Minskin Portion Size, Snacks, and Feeding Time
How much food does the Minskin need? It depends on some aspects you might not expect. For example, is your Minskin an indoor or outdoor cat? Has your Minskin had sterilization surgery? These both play a factor in dietary requirements. Your best bet is to consult your doctor, who will decide your Minskins ideal weight and daily calorie count. Take charge and ask your veterinarian about your Minskin’s weight and food. Once you figure out how much food your Minskin needs, stick to it. Although it seems like it’s not enough, your Minskin will get used to it and settle at his healthy weight. For Minskins, it’s hard to shed pounds once they get overweight. Once you’ve gotten this info from his veterinarian, it’s time to plan your Minskin’s meals. Minskins enjoy small portions during the day, so expect to leave bowls out so she can eat whenever hunger strikes. You can also put out half for the morning and the other half for the evening for a little portion control. Although you might like to give your Minskin treats, do so infrequently. The more treats they eat, the less room they’ll have for their core dietary requirements.
Don’t forget to check out these other articles about Minskins

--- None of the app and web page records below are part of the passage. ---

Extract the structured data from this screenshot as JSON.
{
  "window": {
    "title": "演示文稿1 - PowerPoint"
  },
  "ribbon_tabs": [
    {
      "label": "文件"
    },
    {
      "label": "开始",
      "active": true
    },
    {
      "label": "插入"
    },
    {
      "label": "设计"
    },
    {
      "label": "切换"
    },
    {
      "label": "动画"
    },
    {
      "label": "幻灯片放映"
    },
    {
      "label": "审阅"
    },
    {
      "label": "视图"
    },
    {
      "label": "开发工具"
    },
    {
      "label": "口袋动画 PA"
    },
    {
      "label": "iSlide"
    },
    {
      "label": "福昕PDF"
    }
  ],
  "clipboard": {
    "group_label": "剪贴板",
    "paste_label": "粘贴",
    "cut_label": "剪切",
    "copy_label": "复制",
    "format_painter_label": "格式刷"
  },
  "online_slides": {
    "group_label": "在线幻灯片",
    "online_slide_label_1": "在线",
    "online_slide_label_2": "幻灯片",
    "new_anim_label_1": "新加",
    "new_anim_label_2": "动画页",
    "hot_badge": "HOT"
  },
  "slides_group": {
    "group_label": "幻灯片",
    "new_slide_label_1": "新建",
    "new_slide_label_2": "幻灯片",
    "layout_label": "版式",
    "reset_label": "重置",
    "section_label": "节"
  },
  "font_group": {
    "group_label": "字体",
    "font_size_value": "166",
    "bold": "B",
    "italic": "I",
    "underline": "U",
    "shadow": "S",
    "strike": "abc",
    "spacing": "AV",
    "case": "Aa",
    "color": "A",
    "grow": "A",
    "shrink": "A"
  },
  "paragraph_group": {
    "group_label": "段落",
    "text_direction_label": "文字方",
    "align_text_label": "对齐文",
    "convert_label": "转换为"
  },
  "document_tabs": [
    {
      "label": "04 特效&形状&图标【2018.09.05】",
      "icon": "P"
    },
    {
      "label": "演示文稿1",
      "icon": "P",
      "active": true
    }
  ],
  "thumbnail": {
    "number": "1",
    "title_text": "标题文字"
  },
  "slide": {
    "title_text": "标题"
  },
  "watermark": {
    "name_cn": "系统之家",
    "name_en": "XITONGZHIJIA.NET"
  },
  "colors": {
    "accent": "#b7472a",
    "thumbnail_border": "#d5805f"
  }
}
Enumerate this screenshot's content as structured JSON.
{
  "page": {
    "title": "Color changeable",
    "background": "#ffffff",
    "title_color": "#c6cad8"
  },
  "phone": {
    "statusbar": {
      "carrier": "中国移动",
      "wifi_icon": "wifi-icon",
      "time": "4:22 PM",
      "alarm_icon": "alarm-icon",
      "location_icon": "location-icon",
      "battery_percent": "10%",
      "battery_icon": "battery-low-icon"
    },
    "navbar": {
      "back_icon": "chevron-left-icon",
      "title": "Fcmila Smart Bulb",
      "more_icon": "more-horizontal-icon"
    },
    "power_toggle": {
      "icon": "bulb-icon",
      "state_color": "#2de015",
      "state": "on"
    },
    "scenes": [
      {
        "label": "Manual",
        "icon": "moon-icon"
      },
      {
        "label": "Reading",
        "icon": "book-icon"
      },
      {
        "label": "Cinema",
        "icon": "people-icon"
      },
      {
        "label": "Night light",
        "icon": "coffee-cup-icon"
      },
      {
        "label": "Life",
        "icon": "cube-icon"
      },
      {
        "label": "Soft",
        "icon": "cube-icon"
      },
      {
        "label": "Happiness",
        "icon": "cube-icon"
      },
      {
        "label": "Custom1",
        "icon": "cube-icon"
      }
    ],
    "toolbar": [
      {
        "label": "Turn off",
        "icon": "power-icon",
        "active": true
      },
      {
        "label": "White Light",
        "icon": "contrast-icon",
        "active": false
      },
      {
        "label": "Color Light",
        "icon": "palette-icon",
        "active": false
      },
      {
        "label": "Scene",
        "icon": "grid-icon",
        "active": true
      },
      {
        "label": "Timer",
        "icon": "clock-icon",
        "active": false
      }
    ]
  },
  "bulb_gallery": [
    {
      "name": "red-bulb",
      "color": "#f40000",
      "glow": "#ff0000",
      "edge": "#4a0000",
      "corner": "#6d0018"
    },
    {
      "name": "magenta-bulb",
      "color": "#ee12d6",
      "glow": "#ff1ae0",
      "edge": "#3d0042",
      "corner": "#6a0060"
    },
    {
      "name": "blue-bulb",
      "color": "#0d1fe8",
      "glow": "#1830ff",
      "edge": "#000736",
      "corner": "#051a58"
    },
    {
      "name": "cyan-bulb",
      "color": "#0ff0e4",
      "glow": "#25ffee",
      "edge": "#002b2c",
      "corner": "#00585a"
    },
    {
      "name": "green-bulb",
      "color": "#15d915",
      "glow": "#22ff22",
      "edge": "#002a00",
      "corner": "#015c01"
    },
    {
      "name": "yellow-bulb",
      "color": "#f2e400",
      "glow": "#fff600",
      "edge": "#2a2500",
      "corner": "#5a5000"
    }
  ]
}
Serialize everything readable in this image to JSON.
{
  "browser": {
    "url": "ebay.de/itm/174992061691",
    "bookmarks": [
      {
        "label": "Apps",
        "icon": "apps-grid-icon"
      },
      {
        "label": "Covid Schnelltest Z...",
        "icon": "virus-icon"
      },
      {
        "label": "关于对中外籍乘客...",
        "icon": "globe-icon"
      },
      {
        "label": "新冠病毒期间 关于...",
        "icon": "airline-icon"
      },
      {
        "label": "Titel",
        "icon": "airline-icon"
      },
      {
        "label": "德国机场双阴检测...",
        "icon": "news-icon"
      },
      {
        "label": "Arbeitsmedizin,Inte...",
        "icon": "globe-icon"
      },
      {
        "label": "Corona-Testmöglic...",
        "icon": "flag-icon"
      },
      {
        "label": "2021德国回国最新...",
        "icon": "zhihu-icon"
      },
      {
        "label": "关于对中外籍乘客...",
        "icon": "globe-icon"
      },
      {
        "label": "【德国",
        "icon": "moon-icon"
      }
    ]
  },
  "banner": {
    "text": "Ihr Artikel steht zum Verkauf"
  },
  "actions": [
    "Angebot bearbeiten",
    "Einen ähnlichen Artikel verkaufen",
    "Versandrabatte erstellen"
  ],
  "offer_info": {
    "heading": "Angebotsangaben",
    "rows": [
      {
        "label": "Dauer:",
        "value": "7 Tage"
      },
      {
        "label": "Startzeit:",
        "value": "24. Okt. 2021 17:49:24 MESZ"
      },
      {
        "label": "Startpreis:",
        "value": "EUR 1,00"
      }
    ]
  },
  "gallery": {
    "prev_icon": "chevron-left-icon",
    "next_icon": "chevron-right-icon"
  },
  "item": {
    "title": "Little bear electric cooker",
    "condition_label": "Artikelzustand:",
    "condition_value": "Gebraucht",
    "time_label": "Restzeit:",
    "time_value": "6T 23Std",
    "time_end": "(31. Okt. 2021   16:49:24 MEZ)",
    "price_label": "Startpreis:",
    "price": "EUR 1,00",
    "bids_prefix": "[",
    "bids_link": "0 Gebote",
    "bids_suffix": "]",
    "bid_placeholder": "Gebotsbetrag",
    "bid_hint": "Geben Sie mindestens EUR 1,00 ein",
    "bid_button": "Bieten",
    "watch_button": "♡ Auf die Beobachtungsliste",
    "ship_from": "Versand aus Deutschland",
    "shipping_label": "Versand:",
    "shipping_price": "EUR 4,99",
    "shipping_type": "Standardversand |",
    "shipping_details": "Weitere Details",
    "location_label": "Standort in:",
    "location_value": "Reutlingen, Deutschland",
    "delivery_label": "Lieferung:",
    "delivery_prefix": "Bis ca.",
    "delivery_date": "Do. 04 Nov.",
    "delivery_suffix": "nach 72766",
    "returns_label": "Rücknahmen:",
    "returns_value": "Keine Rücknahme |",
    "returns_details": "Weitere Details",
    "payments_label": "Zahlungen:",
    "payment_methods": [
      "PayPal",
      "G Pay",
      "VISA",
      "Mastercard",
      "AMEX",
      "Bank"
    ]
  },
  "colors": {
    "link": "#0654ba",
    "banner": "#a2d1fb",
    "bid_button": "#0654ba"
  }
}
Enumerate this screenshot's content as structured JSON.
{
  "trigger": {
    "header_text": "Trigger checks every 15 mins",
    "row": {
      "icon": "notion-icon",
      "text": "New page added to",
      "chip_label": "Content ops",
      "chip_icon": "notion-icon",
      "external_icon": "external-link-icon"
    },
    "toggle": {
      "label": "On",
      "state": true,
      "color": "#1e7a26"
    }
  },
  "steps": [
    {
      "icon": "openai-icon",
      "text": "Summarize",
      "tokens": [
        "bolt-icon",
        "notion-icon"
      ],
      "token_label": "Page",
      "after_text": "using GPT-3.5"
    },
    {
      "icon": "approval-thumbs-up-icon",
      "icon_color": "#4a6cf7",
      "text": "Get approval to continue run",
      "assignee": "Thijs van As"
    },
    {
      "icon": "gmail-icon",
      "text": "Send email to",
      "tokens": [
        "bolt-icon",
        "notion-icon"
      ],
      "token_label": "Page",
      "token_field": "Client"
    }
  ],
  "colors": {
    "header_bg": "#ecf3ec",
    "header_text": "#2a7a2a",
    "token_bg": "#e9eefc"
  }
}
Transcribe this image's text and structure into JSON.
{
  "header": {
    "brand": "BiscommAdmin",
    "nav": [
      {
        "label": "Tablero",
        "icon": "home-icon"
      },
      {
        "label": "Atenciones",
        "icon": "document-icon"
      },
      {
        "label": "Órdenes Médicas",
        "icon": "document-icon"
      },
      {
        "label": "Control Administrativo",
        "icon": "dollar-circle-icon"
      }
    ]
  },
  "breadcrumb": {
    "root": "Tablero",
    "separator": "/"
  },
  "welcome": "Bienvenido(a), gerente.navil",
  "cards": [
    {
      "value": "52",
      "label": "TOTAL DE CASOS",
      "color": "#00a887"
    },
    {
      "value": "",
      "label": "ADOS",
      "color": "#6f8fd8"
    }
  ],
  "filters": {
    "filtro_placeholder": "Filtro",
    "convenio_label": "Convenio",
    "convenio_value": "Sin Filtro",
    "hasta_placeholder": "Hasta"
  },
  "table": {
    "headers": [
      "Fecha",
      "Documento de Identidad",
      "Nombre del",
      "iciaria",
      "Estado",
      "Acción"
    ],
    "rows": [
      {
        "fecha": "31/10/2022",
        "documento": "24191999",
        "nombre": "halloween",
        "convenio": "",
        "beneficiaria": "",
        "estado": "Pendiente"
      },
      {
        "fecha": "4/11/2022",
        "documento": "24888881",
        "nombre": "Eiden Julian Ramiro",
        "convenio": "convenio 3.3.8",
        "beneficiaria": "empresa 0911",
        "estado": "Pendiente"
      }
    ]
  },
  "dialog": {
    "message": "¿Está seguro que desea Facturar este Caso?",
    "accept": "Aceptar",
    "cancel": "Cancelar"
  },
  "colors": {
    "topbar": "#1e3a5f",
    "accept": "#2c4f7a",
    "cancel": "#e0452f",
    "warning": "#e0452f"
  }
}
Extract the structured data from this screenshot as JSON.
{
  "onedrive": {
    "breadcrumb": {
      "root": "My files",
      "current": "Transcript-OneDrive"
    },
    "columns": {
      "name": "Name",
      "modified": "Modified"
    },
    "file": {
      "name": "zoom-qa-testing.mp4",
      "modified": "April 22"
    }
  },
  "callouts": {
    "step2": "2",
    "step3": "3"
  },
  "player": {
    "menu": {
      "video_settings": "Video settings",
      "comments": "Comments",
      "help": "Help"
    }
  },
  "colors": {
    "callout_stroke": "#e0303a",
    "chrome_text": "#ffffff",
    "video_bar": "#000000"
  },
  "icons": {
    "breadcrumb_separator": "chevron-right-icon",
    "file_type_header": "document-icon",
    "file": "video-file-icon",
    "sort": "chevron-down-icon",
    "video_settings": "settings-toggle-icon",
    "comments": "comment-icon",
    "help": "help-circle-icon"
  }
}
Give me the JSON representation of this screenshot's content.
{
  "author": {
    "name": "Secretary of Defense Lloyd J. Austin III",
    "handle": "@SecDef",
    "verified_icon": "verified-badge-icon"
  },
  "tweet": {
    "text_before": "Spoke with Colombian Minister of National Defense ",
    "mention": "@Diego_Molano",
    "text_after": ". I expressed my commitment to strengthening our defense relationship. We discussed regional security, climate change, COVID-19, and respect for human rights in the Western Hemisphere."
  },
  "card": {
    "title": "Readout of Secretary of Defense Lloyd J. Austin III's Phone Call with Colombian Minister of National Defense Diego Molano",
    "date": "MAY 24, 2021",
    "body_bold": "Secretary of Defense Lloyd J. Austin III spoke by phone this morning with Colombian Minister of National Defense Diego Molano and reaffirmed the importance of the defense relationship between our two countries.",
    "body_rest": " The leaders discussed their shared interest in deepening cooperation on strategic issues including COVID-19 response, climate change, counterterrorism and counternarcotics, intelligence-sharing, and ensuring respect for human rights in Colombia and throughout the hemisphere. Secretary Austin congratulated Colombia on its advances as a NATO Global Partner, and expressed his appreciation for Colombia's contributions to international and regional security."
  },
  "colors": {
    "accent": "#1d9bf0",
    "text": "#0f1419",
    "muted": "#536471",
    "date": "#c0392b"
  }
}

Was this post helpful? If so, please take a minute to Tweet and Share below on Facebook. I would also love to know your thoughts so leave me a comment 🙂